Unlike the Disney version, this film stays faithful to Lewis Carroll's original text, except in one respect. Carroll probably envisaged Alice as a little girl (although her exact age is not given in the book, and Tenniel's famous illustrations show a strange child-woman with a twenty-year-old head on ten-year-old shoulders). In this film, however, Alice is not a child but a beautiful teenager on the verge of womanhood. Although purists may not approve of this change, in my view it actually strengthens the film, in two ways. The first is that Fiona Fullerton makes an enchanting Alice and brings a wonderful sense of freshness and innocence to the role. Paradoxically, she seems more child-like than would many child-actors, whose stock-in-trade is often a brash knowingness and the ability to seem old beyond their years.
The second reason why the film works better with an older Alice is that it attempts to explore the psychological sub-texts of the original novel in a way that the Disney version, for example, did not. The story has a deeper significance than that of merely an entertaining children's story. Alice's bizarre adventures are symbolic of the process of discovery of oneself and of the wider world which constitutes growing up. No doubt amateur Freudians could have great fun interpreting the various incidents, but it is not my purpose here to comment on these interpretations. It is enough to say that Alice must, as must we all, try to make sense of a world which often seems strange and bewildering. Her world is simply a bit stranger than everyone else's is. Given that adolescence is for many of us a difficult, disorientating period, an Alice who is on the border between childhood and adulthood seems entirely appropriate. The title of the film's best-known song, `The Me I Never Knew', strengthens the idea that the book is about the attainment of self-knowledge.

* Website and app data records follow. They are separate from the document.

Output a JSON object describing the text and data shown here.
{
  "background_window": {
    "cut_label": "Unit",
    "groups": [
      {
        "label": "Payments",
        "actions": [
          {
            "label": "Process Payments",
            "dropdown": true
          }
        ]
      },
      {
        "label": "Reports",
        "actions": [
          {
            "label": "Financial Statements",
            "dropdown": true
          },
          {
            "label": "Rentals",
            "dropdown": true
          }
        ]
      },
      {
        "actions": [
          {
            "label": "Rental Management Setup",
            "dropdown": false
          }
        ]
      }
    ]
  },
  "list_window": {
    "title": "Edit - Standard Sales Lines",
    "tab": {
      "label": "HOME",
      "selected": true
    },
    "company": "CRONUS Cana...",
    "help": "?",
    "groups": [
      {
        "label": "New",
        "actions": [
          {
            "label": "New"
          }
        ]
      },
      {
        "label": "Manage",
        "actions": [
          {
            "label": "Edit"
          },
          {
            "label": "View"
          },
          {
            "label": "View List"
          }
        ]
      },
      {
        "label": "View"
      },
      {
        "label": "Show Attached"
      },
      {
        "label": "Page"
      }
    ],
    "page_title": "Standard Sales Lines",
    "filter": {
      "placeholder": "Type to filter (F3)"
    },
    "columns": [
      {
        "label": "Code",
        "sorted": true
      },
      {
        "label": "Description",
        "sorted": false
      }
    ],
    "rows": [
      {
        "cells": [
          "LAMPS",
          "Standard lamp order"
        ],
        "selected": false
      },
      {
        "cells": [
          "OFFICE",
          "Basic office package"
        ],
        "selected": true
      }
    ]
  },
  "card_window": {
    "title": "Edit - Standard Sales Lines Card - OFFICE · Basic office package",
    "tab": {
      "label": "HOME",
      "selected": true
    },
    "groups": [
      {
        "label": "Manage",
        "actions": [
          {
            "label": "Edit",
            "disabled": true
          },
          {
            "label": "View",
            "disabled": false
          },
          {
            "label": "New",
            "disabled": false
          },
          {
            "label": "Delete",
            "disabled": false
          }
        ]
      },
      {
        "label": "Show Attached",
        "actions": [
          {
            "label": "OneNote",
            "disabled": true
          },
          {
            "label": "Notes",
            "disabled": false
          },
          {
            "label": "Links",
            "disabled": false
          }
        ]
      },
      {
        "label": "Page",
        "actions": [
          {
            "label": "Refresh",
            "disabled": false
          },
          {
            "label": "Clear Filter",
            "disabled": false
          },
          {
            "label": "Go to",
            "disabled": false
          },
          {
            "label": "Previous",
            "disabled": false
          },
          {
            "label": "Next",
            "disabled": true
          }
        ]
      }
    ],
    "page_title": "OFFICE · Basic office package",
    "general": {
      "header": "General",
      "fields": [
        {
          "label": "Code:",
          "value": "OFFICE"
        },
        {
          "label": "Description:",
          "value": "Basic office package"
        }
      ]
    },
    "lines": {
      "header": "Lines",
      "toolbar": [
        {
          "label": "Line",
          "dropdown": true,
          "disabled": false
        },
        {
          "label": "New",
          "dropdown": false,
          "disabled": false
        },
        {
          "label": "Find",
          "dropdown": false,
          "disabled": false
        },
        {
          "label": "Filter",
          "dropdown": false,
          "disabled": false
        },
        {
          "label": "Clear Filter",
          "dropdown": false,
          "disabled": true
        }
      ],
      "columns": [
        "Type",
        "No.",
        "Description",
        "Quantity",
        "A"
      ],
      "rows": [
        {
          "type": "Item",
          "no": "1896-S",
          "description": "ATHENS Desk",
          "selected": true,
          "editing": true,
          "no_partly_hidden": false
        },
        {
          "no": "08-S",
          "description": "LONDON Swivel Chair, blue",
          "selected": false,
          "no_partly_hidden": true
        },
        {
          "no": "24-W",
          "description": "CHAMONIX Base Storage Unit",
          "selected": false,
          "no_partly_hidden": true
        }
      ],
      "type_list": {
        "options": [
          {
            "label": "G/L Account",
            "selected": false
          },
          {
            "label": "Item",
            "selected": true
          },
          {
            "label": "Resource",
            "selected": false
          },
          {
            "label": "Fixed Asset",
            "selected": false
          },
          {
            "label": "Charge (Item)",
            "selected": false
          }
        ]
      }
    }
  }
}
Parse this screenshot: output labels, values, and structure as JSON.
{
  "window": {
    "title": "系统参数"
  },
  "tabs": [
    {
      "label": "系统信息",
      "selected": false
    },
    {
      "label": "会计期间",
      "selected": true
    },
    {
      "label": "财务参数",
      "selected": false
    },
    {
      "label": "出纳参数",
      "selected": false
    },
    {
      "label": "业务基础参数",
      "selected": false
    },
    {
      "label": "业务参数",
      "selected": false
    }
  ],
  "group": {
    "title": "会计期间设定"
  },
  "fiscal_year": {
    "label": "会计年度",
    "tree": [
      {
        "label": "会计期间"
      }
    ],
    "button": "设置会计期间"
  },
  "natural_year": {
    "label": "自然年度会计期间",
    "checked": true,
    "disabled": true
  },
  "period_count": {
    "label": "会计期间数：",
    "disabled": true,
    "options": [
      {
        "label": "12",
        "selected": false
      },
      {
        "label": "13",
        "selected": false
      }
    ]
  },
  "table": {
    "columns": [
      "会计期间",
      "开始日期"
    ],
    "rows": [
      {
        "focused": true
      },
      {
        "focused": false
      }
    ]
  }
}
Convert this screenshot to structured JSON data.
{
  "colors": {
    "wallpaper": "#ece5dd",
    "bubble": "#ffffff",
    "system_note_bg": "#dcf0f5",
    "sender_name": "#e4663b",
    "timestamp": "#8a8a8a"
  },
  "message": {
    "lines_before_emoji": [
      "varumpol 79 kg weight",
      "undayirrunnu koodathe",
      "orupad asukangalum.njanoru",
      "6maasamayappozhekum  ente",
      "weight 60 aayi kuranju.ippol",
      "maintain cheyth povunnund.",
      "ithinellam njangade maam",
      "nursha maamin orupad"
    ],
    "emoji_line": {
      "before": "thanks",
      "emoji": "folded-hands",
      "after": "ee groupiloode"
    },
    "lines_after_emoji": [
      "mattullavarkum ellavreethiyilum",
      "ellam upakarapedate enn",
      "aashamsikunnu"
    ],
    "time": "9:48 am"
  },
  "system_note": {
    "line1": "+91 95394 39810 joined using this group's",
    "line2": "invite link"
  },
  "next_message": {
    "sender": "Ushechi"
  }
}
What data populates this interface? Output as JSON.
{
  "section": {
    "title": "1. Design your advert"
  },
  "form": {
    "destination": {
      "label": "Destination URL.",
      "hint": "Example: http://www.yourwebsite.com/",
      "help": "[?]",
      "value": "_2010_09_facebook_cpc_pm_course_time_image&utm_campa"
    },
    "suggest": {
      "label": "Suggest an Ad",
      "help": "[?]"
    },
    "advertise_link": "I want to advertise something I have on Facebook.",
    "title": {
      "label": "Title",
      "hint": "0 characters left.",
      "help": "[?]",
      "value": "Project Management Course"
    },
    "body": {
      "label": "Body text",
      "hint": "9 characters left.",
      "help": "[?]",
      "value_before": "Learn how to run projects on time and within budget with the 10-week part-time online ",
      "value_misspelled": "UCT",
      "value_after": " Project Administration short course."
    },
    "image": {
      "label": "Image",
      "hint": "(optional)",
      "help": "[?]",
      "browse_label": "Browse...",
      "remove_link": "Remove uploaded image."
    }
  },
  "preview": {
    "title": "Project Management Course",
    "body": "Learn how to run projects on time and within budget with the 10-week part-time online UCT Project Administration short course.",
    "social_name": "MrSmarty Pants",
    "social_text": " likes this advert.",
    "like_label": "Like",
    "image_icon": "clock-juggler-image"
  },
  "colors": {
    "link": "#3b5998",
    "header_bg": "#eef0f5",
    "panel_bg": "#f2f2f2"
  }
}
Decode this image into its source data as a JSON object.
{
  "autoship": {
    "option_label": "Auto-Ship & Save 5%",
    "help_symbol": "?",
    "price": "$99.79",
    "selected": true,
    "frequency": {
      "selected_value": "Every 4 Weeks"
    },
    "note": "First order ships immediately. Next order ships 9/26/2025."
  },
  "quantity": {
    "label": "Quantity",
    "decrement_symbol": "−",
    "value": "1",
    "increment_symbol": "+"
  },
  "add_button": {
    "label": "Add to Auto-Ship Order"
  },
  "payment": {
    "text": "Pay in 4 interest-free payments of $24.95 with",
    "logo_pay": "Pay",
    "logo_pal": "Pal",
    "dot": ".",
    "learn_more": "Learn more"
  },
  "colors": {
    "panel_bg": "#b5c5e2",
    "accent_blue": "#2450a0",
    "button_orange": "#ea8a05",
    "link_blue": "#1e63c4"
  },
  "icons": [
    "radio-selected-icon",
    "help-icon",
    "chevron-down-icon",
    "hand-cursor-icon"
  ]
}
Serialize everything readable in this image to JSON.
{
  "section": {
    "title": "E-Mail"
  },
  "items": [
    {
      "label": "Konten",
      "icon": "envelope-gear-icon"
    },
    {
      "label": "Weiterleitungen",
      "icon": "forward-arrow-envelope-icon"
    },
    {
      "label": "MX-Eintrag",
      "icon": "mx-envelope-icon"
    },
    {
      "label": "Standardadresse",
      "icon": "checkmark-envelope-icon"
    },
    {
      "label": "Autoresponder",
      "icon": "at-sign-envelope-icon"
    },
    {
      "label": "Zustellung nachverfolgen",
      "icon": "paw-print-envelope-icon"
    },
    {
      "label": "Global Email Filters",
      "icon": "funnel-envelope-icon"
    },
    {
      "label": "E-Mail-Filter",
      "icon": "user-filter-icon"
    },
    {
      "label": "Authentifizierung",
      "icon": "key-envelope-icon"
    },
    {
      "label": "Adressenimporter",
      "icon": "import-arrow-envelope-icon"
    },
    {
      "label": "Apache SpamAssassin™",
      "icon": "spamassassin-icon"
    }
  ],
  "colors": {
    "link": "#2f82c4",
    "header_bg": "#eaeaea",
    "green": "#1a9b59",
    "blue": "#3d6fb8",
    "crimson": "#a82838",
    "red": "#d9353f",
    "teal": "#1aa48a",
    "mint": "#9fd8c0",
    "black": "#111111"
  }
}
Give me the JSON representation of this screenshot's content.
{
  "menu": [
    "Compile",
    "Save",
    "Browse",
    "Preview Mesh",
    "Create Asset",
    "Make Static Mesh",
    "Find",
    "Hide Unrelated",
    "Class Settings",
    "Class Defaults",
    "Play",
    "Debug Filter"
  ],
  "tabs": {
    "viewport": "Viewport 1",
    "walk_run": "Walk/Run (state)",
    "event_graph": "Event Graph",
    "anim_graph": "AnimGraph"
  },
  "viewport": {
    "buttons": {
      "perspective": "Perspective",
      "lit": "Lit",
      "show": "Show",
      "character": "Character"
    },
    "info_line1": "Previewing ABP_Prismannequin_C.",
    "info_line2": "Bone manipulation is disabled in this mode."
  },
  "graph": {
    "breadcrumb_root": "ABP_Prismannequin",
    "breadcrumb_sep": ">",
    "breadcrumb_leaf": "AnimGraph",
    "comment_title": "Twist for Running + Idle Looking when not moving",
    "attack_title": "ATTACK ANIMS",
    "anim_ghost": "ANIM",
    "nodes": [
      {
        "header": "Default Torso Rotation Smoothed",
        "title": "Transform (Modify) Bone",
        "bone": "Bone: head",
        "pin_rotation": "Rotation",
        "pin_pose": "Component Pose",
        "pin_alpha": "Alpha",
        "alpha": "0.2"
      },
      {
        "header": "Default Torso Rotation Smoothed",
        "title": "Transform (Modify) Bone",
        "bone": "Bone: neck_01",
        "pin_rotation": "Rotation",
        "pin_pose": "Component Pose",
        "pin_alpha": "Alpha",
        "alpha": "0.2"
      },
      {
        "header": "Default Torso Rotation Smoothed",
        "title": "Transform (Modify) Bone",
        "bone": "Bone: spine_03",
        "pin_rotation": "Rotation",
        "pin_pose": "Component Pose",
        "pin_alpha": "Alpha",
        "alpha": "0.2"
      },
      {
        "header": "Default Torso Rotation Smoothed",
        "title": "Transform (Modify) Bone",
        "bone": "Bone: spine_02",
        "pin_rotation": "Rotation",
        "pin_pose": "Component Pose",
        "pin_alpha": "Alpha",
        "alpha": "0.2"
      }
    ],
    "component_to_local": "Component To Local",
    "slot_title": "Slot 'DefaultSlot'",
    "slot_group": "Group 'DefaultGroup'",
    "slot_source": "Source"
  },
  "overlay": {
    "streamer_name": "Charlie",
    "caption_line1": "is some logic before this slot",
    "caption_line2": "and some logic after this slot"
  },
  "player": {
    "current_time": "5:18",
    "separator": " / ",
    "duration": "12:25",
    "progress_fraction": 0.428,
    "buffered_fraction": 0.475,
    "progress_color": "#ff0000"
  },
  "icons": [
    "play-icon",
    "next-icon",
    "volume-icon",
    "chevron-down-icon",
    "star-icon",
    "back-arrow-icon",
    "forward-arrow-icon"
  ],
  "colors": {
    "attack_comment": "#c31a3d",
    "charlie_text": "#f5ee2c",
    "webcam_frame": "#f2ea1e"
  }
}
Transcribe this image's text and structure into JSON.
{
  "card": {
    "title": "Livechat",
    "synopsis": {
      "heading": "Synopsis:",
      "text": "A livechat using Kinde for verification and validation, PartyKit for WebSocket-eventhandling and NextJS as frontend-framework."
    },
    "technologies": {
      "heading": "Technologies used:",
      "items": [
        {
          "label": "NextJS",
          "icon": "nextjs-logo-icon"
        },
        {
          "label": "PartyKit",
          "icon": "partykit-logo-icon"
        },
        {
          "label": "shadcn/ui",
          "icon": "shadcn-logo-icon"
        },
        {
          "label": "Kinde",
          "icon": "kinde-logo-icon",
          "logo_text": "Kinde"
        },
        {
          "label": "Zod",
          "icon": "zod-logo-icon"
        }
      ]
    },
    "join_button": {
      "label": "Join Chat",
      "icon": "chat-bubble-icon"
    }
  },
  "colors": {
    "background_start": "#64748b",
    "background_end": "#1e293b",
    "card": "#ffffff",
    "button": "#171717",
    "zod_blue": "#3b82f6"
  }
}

Miss Fullerton is ably assisted by a splendid supporting cast, including some of the best-known British comedians of the period (Peter Sellers, Dudley Moore, Michael Crawford, Spike Milligan, Roy Kinnear) and some actors better known for more serious roles (Ralph Richardson, Michael Hordern). Perhaps the cost of employing so many well-known names emptied the budget, as the sets look rather cheap and crudely made. That, however, is not a serious criticism; indeed, one could even say that the unreal-looking sets contribute to the strange, dreamlike feel of this film. In a surrealist film, realism is not a virtue. 8/10.